◆ **Entries from a dataset of interfaces**:
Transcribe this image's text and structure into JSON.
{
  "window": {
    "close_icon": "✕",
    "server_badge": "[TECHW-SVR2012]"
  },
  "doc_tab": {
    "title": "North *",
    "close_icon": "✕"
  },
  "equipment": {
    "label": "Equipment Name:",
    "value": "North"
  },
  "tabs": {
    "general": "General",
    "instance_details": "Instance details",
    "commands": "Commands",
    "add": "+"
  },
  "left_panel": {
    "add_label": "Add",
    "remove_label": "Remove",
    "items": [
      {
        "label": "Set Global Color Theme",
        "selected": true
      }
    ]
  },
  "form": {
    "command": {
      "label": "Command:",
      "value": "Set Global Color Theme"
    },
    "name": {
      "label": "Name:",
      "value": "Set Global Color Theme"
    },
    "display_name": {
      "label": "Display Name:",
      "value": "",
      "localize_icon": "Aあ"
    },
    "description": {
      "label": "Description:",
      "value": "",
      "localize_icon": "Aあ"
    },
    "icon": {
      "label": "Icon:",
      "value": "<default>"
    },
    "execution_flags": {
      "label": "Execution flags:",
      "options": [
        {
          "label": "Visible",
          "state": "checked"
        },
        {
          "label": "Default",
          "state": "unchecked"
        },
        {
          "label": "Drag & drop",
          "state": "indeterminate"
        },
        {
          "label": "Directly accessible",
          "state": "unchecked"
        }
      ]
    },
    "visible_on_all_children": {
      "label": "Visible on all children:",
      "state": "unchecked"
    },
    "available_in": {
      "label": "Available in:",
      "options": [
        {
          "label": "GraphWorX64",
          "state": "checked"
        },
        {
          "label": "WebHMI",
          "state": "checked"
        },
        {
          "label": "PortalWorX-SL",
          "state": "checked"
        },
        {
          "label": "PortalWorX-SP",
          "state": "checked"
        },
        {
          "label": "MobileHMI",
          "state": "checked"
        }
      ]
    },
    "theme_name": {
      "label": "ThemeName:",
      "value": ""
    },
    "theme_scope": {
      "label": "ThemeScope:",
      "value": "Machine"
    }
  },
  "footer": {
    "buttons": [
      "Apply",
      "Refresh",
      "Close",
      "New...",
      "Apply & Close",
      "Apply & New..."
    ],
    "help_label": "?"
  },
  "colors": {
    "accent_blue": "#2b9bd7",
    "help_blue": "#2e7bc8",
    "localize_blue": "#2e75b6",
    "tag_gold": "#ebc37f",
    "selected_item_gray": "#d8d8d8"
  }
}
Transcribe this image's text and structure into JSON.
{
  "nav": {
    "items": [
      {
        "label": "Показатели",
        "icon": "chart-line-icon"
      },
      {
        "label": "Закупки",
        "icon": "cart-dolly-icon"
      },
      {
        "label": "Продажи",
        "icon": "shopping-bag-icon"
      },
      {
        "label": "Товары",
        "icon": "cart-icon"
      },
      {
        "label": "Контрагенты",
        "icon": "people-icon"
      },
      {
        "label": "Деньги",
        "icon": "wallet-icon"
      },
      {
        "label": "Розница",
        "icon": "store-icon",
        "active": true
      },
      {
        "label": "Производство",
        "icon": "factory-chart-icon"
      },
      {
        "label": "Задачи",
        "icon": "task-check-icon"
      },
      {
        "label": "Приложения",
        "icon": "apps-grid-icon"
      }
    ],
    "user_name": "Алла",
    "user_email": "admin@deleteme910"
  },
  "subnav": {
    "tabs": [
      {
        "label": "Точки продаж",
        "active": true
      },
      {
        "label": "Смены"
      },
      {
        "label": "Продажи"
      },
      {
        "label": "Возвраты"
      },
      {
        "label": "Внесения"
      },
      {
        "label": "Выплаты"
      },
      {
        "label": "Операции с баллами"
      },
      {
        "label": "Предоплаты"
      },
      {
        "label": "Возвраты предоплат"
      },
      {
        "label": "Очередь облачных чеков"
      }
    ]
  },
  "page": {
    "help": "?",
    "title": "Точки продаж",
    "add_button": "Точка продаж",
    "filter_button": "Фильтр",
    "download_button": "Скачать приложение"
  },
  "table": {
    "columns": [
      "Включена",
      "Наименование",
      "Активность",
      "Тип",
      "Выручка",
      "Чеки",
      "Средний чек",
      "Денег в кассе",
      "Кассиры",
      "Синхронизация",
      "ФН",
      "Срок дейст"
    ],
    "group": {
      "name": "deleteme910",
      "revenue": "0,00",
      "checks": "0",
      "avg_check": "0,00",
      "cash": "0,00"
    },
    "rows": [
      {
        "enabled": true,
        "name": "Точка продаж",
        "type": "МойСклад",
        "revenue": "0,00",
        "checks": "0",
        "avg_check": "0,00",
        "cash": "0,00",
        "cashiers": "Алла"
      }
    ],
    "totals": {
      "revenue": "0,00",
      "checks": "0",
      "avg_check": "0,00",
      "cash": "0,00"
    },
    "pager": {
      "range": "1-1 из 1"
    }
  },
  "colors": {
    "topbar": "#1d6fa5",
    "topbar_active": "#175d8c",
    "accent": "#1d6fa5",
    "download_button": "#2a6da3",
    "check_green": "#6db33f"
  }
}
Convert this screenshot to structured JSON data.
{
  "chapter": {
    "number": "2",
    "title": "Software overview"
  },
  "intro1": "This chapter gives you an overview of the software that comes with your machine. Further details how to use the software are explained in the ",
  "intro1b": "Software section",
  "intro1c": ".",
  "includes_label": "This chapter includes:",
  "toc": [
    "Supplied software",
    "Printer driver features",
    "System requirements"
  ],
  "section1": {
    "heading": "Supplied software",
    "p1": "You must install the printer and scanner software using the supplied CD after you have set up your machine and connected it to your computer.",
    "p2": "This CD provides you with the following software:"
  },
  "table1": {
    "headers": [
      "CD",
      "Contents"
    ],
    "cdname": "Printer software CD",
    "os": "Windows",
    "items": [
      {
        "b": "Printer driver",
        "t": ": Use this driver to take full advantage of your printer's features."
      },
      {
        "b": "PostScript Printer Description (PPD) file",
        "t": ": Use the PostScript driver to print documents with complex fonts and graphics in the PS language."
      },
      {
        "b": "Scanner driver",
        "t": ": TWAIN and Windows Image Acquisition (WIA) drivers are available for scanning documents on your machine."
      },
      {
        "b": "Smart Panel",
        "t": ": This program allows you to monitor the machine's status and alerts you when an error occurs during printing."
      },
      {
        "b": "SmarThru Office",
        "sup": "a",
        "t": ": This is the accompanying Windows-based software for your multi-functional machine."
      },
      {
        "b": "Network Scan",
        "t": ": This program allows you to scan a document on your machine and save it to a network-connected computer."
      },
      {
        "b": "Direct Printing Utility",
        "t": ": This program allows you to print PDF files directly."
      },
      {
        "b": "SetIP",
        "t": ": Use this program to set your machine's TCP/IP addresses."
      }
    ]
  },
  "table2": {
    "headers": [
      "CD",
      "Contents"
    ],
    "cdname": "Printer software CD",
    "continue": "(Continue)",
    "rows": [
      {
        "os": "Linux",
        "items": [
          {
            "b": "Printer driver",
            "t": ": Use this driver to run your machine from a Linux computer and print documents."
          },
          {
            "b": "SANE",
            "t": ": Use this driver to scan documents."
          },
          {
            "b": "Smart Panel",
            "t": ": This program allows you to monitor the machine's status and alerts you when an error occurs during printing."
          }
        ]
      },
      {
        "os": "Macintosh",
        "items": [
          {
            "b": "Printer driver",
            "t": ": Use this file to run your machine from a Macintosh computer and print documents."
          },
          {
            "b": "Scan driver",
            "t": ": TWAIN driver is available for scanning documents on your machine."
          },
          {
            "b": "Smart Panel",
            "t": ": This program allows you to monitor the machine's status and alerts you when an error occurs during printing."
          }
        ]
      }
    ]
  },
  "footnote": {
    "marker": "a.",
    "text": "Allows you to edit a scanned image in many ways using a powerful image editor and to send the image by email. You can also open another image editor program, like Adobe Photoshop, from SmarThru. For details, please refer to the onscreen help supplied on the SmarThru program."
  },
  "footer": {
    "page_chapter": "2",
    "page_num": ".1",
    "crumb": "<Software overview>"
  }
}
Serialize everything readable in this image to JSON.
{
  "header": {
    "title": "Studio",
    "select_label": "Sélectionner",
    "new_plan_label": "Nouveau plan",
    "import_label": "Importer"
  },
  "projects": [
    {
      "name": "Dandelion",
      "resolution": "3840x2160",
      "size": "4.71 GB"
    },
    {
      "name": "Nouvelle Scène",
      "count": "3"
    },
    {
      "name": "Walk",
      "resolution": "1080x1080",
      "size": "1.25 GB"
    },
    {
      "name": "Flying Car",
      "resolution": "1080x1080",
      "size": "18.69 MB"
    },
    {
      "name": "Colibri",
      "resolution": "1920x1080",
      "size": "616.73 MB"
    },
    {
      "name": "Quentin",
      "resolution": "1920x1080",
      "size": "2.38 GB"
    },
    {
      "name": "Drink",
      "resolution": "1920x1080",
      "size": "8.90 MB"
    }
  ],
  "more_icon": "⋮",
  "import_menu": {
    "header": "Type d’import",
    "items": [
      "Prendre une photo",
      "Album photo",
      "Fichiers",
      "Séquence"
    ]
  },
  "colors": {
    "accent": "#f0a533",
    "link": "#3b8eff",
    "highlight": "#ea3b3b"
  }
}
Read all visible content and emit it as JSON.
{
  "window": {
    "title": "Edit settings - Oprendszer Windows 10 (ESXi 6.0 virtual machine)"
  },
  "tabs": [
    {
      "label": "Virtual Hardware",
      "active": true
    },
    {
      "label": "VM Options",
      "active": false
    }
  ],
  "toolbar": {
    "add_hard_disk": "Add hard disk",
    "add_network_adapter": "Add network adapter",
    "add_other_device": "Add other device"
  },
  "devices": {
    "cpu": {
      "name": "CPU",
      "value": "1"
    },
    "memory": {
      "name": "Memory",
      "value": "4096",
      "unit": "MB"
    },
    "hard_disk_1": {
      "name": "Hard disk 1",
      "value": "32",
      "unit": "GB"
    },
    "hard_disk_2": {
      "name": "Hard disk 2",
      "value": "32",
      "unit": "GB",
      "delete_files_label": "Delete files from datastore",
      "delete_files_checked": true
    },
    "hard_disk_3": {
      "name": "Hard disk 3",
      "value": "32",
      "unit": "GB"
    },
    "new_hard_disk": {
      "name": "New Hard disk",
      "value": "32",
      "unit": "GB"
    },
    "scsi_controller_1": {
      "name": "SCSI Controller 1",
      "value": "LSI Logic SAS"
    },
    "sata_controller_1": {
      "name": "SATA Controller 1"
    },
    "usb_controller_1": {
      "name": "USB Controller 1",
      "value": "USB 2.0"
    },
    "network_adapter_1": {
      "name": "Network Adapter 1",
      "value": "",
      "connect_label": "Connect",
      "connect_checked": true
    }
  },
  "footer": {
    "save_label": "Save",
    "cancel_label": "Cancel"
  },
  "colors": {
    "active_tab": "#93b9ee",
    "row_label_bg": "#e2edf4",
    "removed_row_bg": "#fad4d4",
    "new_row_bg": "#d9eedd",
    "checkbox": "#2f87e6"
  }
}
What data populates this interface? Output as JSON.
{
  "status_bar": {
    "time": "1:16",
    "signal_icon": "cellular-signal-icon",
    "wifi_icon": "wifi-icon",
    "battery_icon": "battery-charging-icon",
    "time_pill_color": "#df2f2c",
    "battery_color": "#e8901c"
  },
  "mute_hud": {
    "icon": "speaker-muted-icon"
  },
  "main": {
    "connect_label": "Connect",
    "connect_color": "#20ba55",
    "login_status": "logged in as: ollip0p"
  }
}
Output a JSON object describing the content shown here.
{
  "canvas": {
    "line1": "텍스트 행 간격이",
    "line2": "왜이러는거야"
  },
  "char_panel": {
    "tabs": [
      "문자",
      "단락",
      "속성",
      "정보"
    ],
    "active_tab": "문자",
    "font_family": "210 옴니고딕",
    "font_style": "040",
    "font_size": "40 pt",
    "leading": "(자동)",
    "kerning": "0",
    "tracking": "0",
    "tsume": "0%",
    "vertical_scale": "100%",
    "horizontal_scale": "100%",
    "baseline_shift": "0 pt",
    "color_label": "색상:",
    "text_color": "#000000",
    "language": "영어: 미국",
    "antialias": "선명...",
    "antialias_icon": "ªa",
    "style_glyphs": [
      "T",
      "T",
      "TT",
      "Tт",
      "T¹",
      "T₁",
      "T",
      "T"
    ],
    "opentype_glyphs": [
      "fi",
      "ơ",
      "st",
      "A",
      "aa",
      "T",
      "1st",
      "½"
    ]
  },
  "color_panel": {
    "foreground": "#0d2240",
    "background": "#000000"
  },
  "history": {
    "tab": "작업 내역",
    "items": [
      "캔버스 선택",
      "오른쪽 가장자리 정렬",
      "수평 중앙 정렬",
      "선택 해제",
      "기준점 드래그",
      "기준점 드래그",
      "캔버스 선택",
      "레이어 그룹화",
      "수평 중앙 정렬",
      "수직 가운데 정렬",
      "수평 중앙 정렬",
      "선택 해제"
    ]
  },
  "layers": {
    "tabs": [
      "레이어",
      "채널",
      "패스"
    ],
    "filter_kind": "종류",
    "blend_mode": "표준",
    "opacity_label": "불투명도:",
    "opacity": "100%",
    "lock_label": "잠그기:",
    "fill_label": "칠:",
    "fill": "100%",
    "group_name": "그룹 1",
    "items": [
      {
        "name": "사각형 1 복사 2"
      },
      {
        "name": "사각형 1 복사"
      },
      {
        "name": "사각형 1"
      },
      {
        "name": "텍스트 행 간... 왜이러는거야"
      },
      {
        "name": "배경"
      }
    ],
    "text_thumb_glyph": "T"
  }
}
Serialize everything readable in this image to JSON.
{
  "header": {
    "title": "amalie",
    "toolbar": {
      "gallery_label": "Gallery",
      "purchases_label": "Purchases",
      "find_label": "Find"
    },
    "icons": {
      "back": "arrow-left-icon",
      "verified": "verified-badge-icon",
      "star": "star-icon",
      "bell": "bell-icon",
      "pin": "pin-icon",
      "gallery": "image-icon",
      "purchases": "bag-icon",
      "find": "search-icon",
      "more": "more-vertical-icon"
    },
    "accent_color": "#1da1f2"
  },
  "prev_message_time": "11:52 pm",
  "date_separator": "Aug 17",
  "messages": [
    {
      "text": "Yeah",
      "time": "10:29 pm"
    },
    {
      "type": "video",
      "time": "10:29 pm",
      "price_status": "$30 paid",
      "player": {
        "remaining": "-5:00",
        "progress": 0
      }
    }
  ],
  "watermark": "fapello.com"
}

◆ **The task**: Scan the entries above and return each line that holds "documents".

◆ **Worked solution**:
        "t": ": Use the PostScript driver to print documents with complex fonts and graphics in the PS language."
        "t": ": TWAIN and Windows Image Acquisition (WIA) drivers are available for scanning documents on your machine."
            "t": ": Use this driver to run your machine from a Linux computer and print documents."
            "t": ": Use this driver to scan documents."
            "t": ": Use this file to run your machine from a Macintosh computer and print documents."
            "t": ": TWAIN driver is available for scanning documents on your machine."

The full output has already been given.